Endurance training-induced accumulation of muscle triglycerides is coupled to upregulation of stearoyl-CoA desaturase 1

Stearoyl-CoA desaturase (SCD), a rate-limiting enzyme in the biosynthesis of monounsaturated fatty acids, has recently been shown to be a critical control point in regulation of liver and skeletal muscle metabolism. Herein, we demonstrate that endurance training significantly increases both SCD1 mRNA and protein levels in the soleus muscle, whereas it does not affect SCD1 expression in the EDL muscle and liver. Desaturation index (18:19/18:0 ratio), an indirect indicator of SCD1 activity, was also significantly higher (3.6-fold) in soleus of trained rats compared with untrained animals.

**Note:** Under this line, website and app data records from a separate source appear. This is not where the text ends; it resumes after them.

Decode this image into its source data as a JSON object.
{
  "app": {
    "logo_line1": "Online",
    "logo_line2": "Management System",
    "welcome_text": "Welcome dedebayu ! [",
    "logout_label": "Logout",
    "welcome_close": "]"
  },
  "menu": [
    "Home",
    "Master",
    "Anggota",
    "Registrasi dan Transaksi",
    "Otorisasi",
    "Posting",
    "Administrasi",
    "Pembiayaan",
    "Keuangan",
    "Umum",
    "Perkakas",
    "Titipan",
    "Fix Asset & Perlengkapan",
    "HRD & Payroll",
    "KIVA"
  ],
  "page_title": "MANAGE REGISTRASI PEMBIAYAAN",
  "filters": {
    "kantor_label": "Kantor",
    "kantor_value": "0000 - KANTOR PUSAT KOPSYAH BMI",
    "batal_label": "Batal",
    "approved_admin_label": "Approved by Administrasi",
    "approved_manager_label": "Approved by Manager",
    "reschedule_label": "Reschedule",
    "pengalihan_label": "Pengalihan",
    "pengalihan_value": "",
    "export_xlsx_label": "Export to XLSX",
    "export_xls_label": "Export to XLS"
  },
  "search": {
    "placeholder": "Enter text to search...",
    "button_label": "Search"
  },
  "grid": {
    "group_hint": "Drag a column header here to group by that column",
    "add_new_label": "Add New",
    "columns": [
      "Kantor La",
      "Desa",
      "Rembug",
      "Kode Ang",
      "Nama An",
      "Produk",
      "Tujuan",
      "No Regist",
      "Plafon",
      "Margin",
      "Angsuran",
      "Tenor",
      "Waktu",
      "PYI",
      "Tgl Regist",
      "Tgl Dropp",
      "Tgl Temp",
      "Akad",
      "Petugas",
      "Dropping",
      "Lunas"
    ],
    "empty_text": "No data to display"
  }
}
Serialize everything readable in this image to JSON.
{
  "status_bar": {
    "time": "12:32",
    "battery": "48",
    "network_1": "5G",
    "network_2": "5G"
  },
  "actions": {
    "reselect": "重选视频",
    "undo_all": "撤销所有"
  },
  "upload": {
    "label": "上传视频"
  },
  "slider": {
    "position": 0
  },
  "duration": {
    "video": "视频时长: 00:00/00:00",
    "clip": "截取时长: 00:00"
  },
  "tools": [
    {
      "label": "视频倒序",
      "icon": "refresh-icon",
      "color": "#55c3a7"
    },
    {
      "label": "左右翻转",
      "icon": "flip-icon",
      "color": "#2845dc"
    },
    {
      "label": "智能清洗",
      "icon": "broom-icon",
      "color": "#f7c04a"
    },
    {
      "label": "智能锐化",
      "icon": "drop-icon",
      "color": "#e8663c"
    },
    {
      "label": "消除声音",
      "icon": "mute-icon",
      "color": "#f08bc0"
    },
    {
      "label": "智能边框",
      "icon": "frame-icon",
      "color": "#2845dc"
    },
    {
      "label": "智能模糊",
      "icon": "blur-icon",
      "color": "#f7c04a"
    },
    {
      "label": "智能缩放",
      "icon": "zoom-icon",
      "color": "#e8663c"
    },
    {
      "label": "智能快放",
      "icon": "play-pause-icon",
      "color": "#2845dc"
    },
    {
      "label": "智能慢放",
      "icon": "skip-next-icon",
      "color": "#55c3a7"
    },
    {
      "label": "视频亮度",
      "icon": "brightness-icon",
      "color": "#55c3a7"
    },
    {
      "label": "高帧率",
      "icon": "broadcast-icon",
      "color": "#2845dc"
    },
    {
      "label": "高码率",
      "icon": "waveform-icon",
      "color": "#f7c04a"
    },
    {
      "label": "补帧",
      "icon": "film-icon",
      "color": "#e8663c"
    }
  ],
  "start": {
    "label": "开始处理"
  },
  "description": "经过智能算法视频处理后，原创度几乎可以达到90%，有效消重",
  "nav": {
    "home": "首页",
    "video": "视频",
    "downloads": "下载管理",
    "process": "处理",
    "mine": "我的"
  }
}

Consistent with greater SCD1 expression/activity, the contents of free fatty acids, diacylglycerol, and triglyceride were elevated in soleus of trained rats. However, training did not affect lipid concentration in EDL and liver. Additionally, endurance training activated the AMP-activated protein kinase pathway as well as increased peroxisome proliferator-activated receptor (PPAR)- and PPAR gene expression and activity in soleus and liver. Increased lipid accumulation in soleus was coupled with elevated protein levels of fatty acid synthase, mRNA levels of diacylglycerol acyltransferase and glycerol-3-phosphate transferase, as well as increased levels of proteins involved in fatty acid transport (fatty acid translocase/CD36, fatty acid transport protein 1). Interestingly, sterol regulatory element-binding protein (SREBP)-1c expression and SREBP-1 protein levels were not affected by exercise training. Together, the obtained data suggest that SCD1 upregulation plays an important role in adaptation of oxidative muscle to endurance training.

28 February 2011